04 May Genghis Khan’s Mongol Women
In the thirteenth century, Central Asia’s Turkic-Mongolian nomadic tribes united under the forceful and charismatic leadership of Genghis Khan, who ruled from the Carpathian Mountains to the Sea of Japan, the largest area ever to be dominated by a single dynasty. Whilst many remember the Mongols as “barbarians” or as a menace to civilized life, it would be a mistake to assume that they did not appreciate female wisdom or that their women did not wield authority. On the contrary, women were highly valued in Mongol society and they often played extremely important roles. Without these women, there would have been no Mongol Empire.
Here are 10 facts you probably did not know about these Mongol Women:
In old-age Mongol belief, it was advantageous if a man’s wife was older than him, as she would be wiser and be able to guide him in worldly matters. It was also considered unmanly and a sign of immaturity if a Mongol man did not listen to the advice of his women.
During the time of the Empire, Mongol women rejected the customs of the civilized women of neighboring cultures, such as wearing the veil, binding their feet or living in seclusion. They raced horses, commanded in war and even wrested men in public sporting competitions.
Genghis Khan had a well-founded and unshakable faith in his daughters and the women who surrounded him. He sought their guidance at some of the most crucial points during his rule, and is quoted as saying, “Whoever can keep a house in order, can keep a territory in order”.
Genghis’s daughters-in-laws acquired important positions, and became Beki, an honorific designation previously used primarily for powerful men, or Khatun, a queen. Whereas his sons-in-law did not receive any title other than güregen, meaning “son-in-law”. They usually entered a harsher bargain, serving in the Khan’s army and fighting his wars. They tended to be killed at a high rate, and most of them never had the chance to return home for very long.
Mongol women held the right to inherit property from their deceased husbands and it had been customary that the mother became head of the family if the father was to die.
Even in matters of sexuality, Mongol women were said to exhibit more control. Mongol men were considered sexually shy at marriage, and so it had been the duty of a wife to coax her husband into his role.
If a Mongol wife could not persuade her husband to perform his martial role, she even held the right to publically seek redress. In a famous episode, a wrestling champion’s wife told Genghis Khan’s son Ogodei that her husband had not touched her, as he did not want to sap his strength and for it to interfere with his athletic training. In the end, Ogodei summoned the wrestling champion to give up the sport and tend to his wife.
In Mongolian society, the identity of a child’s father was not really questioned; all that mattered had been the mother’s success in raising her children.
Sorghaghtani Beki, Genghis Khan’s daughter-in-law was known as the “Mother of the Great Khans”. As an illiterate mother, Sorghaghtani placed great importance on educating her four sons. Kublai Khan established the Mongol Yuan dynasty with its capital moved to Beijing, while another influential son, Hulagu, established the Mongol Ilkhanate, which governed Persia and parts of the Middle East. Her lessons to her sons had indeed been extremely effective.
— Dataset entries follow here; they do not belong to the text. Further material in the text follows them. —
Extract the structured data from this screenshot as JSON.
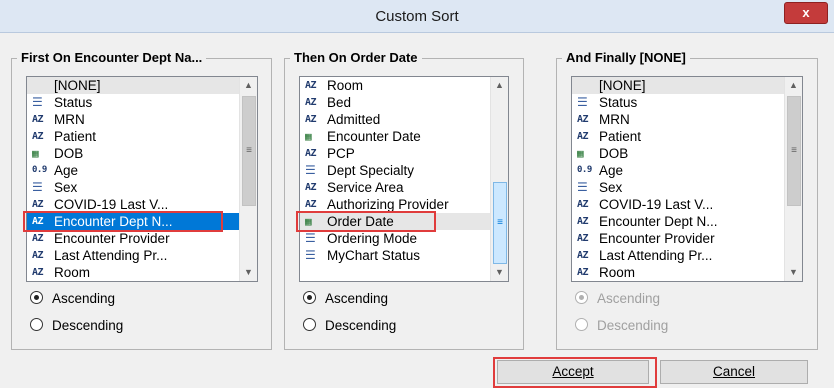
{
  "window": {
    "title": "Custom Sort",
    "close_label": "x"
  },
  "groups": [
    {
      "title": "First On Encounter Dept Na...",
      "items": [
        {
          "label": "[NONE]",
          "icon": ""
        },
        {
          "label": "Status",
          "icon": "list-icon"
        },
        {
          "label": "MRN",
          "icon": "az-icon"
        },
        {
          "label": "Patient",
          "icon": "az-icon"
        },
        {
          "label": "DOB",
          "icon": "calendar-icon"
        },
        {
          "label": "Age",
          "icon": "number-icon"
        },
        {
          "label": "Sex",
          "icon": "list-icon"
        },
        {
          "label": "COVID-19 Last V...",
          "icon": "az-icon"
        },
        {
          "label": "Encounter Dept N...",
          "icon": "az-icon"
        },
        {
          "label": "Encounter Provider",
          "icon": "az-icon"
        },
        {
          "label": "Last Attending Pr...",
          "icon": "az-icon"
        },
        {
          "label": "Room",
          "icon": "az-icon"
        }
      ],
      "ascending_label": "Ascending",
      "descending_label": "Descending",
      "selected_order": "Ascending"
    },
    {
      "title": "Then On Order Date",
      "items": [
        {
          "label": "Room",
          "icon": "az-icon"
        },
        {
          "label": "Bed",
          "icon": "az-icon"
        },
        {
          "label": "Admitted",
          "icon": "az-icon"
        },
        {
          "label": "Encounter Date",
          "icon": "calendar-icon"
        },
        {
          "label": "PCP",
          "icon": "az-icon"
        },
        {
          "label": "Dept Specialty",
          "icon": "list-icon"
        },
        {
          "label": "Service Area",
          "icon": "az-icon"
        },
        {
          "label": "Authorizing Provider",
          "icon": "az-icon"
        },
        {
          "label": "Order Date",
          "icon": "calendar-icon"
        },
        {
          "label": "Ordering Mode",
          "icon": "list-icon"
        },
        {
          "label": "MyChart Status",
          "icon": "list-icon"
        }
      ],
      "ascending_label": "Ascending",
      "descending_label": "Descending",
      "selected_order": "Ascending"
    },
    {
      "title": "And Finally [NONE]",
      "items": [
        {
          "label": "[NONE]",
          "icon": ""
        },
        {
          "label": "Status",
          "icon": "list-icon"
        },
        {
          "label": "MRN",
          "icon": "az-icon"
        },
        {
          "label": "Patient",
          "icon": "az-icon"
        },
        {
          "label": "DOB",
          "icon": "calendar-icon"
        },
        {
          "label": "Age",
          "icon": "number-icon"
        },
        {
          "label": "Sex",
          "icon": "list-icon"
        },
        {
          "label": "COVID-19 Last V...",
          "icon": "az-icon"
        },
        {
          "label": "Encounter Dept N...",
          "icon": "az-icon"
        },
        {
          "label": "Encounter Provider",
          "icon": "az-icon"
        },
        {
          "label": "Last Attending Pr...",
          "icon": "az-icon"
        },
        {
          "label": "Room",
          "icon": "az-icon"
        }
      ],
      "ascending_label": "Ascending",
      "descending_label": "Descending",
      "selected_order": "Ascending"
    }
  ],
  "buttons": {
    "accept": "Accept",
    "cancel": "Cancel"
  },
  "icon_glyphs": {
    "az-icon": "AZ",
    "list-icon": "☰",
    "calendar-icon": "▦",
    "number-icon": "0.9"
  },
  "colors": {
    "selection": "#0078d7",
    "highlight_box": "#e03c3c"
  }
}
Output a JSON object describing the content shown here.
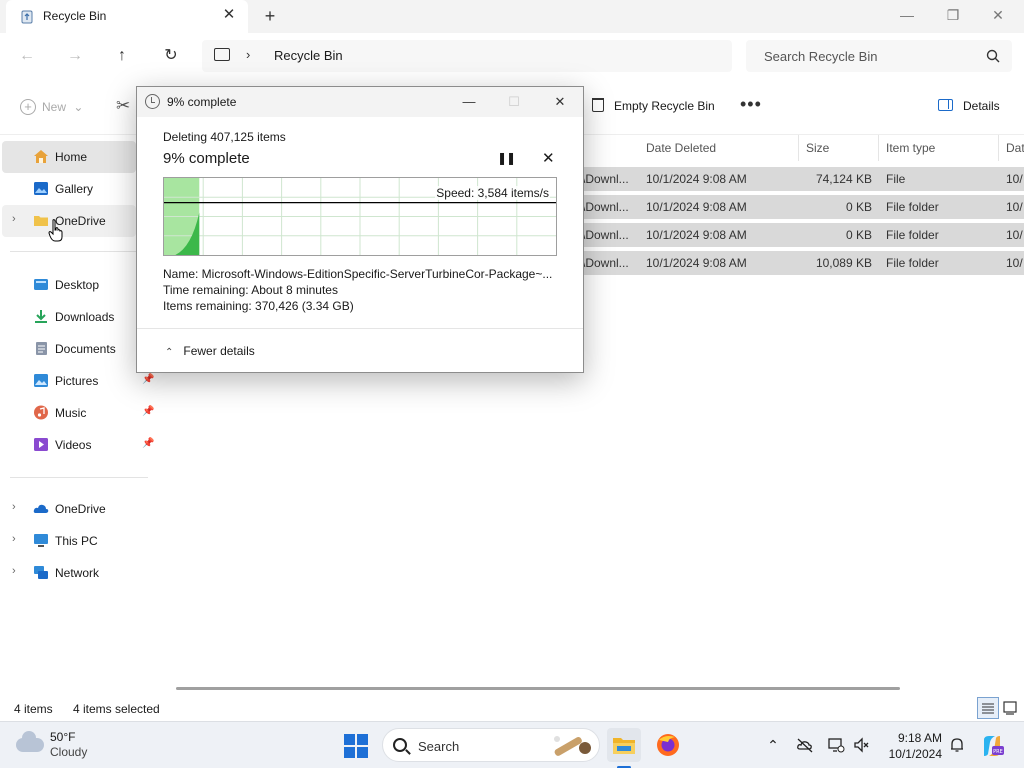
{
  "window": {
    "tab_title": "Recycle Bin",
    "tab_close": "✕",
    "new_tab": "+",
    "minimize": "—",
    "restore": "❐",
    "close": "✕"
  },
  "nav": {
    "back": "←",
    "forward": "→",
    "up": "↑",
    "refresh": "↻",
    "breadcrumb_chevron": "›",
    "address_path": "Recycle Bin",
    "search_placeholder": "Search Recycle Bin"
  },
  "toolbar": {
    "new_label": "New",
    "new_dropdown": "⌄",
    "cut_glyph": "✂",
    "empty_label": "Empty Recycle Bin",
    "more_glyph": "•••",
    "details_label": "Details"
  },
  "sidebar": {
    "quick": [
      {
        "label": "Home",
        "icon": "home-icon",
        "color": "#e8a23a"
      },
      {
        "label": "Gallery",
        "icon": "gallery-icon",
        "color": "#1b6ac9"
      },
      {
        "label": "OneDrive",
        "icon": "folder-icon",
        "color": "#f0c24a"
      }
    ],
    "pinned": [
      {
        "label": "Desktop",
        "icon": "desktop-icon",
        "color": "#2f8ad8"
      },
      {
        "label": "Downloads",
        "icon": "downloads-icon",
        "color": "#27a45a"
      },
      {
        "label": "Documents",
        "icon": "documents-icon",
        "color": "#8a95a8"
      },
      {
        "label": "Pictures",
        "icon": "pictures-icon",
        "color": "#2f8ad8"
      },
      {
        "label": "Music",
        "icon": "music-icon",
        "color": "#e0674a"
      },
      {
        "label": "Videos",
        "icon": "videos-icon",
        "color": "#8a4ad0"
      }
    ],
    "pin_glyph": "📌",
    "locations": [
      {
        "label": "OneDrive",
        "icon": "onedrive-cloud-icon",
        "color": "#1b6ac9"
      },
      {
        "label": "This PC",
        "icon": "this-pc-icon",
        "color": "#2f8ad8"
      },
      {
        "label": "Network",
        "icon": "network-icon",
        "color": "#2f8ad8"
      }
    ],
    "expand_glyph": "›"
  },
  "table": {
    "columns": [
      "Date Deleted",
      "Size",
      "Item type",
      "Dat"
    ],
    "rows": [
      {
        "origin": "\\Downl...",
        "date": "10/1/2024 9:08 AM",
        "size": "74,124 KB",
        "type": "File",
        "dat": "10/"
      },
      {
        "origin": "\\Downl...",
        "date": "10/1/2024 9:08 AM",
        "size": "0 KB",
        "type": "File folder",
        "dat": "10/"
      },
      {
        "origin": "\\Downl...",
        "date": "10/1/2024 9:08 AM",
        "size": "0 KB",
        "type": "File folder",
        "dat": "10/"
      },
      {
        "origin": "\\Downl...",
        "date": "10/1/2024 9:08 AM",
        "size": "10,089 KB",
        "type": "File folder",
        "dat": "10/"
      }
    ]
  },
  "status": {
    "items": "4 items",
    "selected": "4 items selected"
  },
  "dialog": {
    "title": "9% complete",
    "minimize": "—",
    "maximize": "☐",
    "close": "✕",
    "deleting": "Deleting 407,125 items",
    "progress_text": "9% complete",
    "progress_fraction": 0.09,
    "pause_glyph": "❚❚",
    "cancel_glyph": "✕",
    "speed": "Speed: 3,584 items/s",
    "name_line": "Name:  Microsoft-Windows-EditionSpecific-ServerTurbineCor-Package~...",
    "time_line": "Time remaining:  About 8 minutes",
    "items_line": "Items remaining:  370,426 (3.34 GB)",
    "fewer_glyph": "⌃",
    "fewer_label": "Fewer details",
    "graph_color": "#3cb84a",
    "graph_fill": "#a8e5a0"
  },
  "taskbar": {
    "temp": "50°F",
    "condition": "Cloudy",
    "search_label": "Search",
    "time": "9:18 AM",
    "date": "10/1/2024",
    "tray_up": "⌃",
    "start_color": "#1d6fd6"
  }
}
Khutulun was a renowned Mongol wrestling princess. As the great-granddaughter of Genghis Khan and niece of the Kublai Khan, she told her parents that she would only marry a suitor if he could match her strength and gamble a hundred horses on his chance of beating her. And she turned out to be quite a match, accumulating ten thousand horses over the years.